Please return the whole listing exactly.

▶ **RECORDS SUPPLIED**
● ● ● ● ● ● ●
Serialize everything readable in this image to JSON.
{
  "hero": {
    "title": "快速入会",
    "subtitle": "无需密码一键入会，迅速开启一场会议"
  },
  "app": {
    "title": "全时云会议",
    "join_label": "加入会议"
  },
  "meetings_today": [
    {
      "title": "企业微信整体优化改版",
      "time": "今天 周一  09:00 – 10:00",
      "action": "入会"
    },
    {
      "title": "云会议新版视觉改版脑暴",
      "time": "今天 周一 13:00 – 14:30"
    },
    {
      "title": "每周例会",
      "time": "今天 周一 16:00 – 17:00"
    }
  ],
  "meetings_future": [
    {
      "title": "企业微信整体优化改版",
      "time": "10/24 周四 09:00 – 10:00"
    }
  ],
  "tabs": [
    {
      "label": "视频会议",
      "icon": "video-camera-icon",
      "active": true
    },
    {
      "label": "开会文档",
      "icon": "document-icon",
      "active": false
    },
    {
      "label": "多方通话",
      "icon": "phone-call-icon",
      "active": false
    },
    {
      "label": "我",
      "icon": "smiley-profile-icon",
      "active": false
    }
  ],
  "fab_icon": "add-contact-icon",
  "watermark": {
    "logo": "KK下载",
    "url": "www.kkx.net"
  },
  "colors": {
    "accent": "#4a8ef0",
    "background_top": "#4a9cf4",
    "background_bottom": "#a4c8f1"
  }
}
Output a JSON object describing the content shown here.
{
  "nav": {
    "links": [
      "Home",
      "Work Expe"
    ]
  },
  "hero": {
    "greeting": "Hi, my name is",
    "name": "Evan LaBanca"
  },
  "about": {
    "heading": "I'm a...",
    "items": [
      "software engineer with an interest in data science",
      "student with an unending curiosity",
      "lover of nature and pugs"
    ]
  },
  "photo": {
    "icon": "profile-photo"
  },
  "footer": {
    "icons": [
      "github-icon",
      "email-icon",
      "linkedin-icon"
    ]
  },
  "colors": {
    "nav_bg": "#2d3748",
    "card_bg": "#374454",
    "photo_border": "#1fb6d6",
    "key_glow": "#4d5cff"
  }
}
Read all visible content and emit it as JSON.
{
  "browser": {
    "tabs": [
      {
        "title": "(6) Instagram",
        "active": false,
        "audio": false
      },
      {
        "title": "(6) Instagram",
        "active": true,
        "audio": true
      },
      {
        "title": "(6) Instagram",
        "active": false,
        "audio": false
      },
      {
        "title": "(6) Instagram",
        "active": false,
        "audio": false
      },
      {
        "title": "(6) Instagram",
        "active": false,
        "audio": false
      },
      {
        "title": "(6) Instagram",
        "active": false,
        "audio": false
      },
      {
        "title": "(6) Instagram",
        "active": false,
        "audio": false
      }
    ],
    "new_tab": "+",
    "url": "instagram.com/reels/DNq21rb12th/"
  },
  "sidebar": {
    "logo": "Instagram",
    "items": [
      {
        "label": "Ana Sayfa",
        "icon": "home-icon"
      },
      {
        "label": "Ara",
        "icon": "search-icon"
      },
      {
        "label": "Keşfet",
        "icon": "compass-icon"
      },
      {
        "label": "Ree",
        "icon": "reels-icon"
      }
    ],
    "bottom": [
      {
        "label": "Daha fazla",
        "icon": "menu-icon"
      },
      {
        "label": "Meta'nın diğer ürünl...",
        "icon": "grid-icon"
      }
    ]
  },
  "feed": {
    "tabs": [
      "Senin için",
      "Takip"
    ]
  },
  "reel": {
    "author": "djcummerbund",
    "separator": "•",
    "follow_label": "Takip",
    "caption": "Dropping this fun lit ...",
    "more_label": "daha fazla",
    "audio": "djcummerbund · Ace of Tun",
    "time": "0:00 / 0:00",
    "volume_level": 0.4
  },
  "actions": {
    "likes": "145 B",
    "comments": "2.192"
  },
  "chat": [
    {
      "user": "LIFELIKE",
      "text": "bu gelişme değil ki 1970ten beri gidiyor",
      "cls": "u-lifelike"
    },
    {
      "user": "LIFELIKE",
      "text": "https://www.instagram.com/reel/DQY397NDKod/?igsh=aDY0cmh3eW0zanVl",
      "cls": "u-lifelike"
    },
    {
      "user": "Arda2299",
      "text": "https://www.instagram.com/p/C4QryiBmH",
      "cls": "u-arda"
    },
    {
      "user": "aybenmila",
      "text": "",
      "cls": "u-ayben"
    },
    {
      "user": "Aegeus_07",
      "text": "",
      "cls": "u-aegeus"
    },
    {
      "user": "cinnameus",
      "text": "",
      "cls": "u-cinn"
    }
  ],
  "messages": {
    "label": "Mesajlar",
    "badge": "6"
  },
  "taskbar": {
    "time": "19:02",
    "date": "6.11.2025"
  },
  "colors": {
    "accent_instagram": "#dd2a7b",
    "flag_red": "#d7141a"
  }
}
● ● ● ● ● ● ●
▶ **EXERCISE RESULT**
Serialize everything readable in this image to JSON.
{
  "hero": {
    "title": "快速入会",
    "subtitle": "无需密码一键入会，迅速开启一场会议"
  },
  "app": {
    "title": "全时云会议",
    "join_label": "加入会议"
  },
  "meetings_today": [
    {
      "title": "企业微信整体优化改版",
      "time": "今天 周一  09:00 – 10:00",
      "action": "入会"
    },
    {
      "title": "云会议新版视觉改版脑暴",
      "time": "今天 周一 13:00 – 14:30"
    },
    {
      "title": "每周例会",
      "time": "今天 周一 16:00 – 17:00"
    }
  ],
  "meetings_future": [
    {
      "title": "企业微信整体优化改版",
      "time": "10/24 周四 09:00 – 10:00"
    }
  ],
  "tabs": [
    {
      "label": "视频会议",
      "icon": "video-camera-icon",
      "active": true
    },
    {
      "label": "开会文档",
      "icon": "document-icon",
      "active": false
    },
    {
      "label": "多方通话",
      "icon": "phone-call-icon",
      "active": false
    },
    {
      "label": "我",
      "icon": "smiley-profile-icon",
      "active": false
    }
  ],
  "fab_icon": "add-contact-icon",
  "watermark": {
    "logo": "KK下载",
    "url": "www.kkx.net"
  },
  "colors": {
    "accent": "#4a8ef0",
    "background_top": "#4a9cf4",
    "background_bottom": "#a4c8f1"
  }
}
Output a JSON object describing the content shown here.
{
  "nav": {
    "links": [
      "Home",
      "Work Expe"
    ]
  },
  "hero": {
    "greeting": "Hi, my name is",
    "name": "Evan LaBanca"
  },
  "about": {
    "heading": "I'm a...",
    "items": [
      "software engineer with an interest in data science",
      "student with an unending curiosity",
      "lover of nature and pugs"
    ]
  },
  "photo": {
    "icon": "profile-photo"
  },
  "footer": {
    "icons": [
      "github-icon",
      "email-icon",
      "linkedin-icon"
    ]
  },
  "colors": {
    "nav_bg": "#2d3748",
    "card_bg": "#374454",
    "photo_border": "#1fb6d6",
    "key_glow": "#4d5cff"
  }
}
Read all visible content and emit it as JSON.
{
  "browser": {
    "tabs": [
      {
        "title": "(6) Instagram",
        "active": false,
        "audio": false
      },
      {
        "title": "(6) Instagram",
        "active": true,
        "audio": true
      },
      {
        "title": "(6) Instagram",
        "active": false,
        "audio": false
      },
      {
        "title": "(6) Instagram",
        "active": false,
        "audio": false
      },
      {
        "title": "(6) Instagram",
        "active": false,
        "audio": false
      },
      {
        "title": "(6) Instagram",
        "active": false,
        "audio": false
      },
      {
        "title": "(6) Instagram",
        "active": false,
        "audio": false
      }
    ],
    "new_tab": "+",
    "url": "instagram.com/reels/DNq21rb12th/"
  },
  "sidebar": {
    "logo": "Instagram",
    "items": [
      {
        "label": "Ana Sayfa",
        "icon": "home-icon"
      },
      {
        "label": "Ara",
        "icon": "search-icon"
      },
      {
        "label": "Keşfet",
        "icon": "compass-icon"
      },
      {
        "label": "Ree",
        "icon": "reels-icon"
      }
    ],
    "bottom": [
      {
        "label": "Daha fazla",
        "icon": "menu-icon"
      },
      {
        "label": "Meta'nın diğer ürünl...",
        "icon": "grid-icon"
      }
    ]
  },
  "feed": {
    "tabs": [
      "Senin için",
      "Takip"
    ]
  },
  "reel": {
    "author": "djcummerbund",
    "separator": "•",
    "follow_label": "Takip",
    "caption": "Dropping this fun lit ...",
    "more_label": "daha fazla",
    "audio": "djcummerbund · Ace of Tun",
    "time": "0:00 / 0:00",
    "volume_level": 0.4
  },
  "actions": {
    "likes": "145 B",
    "comments": "2.192"
  },
  "chat": [
    {
      "user": "LIFELIKE",
      "text": "bu gelişme değil ki 1970ten beri gidiyor",
      "cls": "u-lifelike"
    },
    {
      "user": "LIFELIKE",
      "text": "https://www.instagram.com/reel/DQY397NDKod/?igsh=aDY0cmh3eW0zanVl",
      "cls": "u-lifelike"
    },
    {
      "user": "Arda2299",
      "text": "https://www.instagram.com/p/C4QryiBmH",
      "cls": "u-arda"
    },
    {
      "user": "aybenmila",
      "text": "",
      "cls": "u-ayben"
    },
    {
      "user": "Aegeus_07",
      "text": "",
      "cls": "u-aegeus"
    },
    {
      "user": "cinnameus",
      "text": "",
      "cls": "u-cinn"
    }
  ],
  "messages": {
    "label": "Mesajlar",
    "badge": "6"
  },
  "taskbar": {
    "time": "19:02",
    "date": "6.11.2025"
  },
  "colors": {
    "accent_instagram": "#dd2a7b",
    "flag_red": "#d7141a"
  }
}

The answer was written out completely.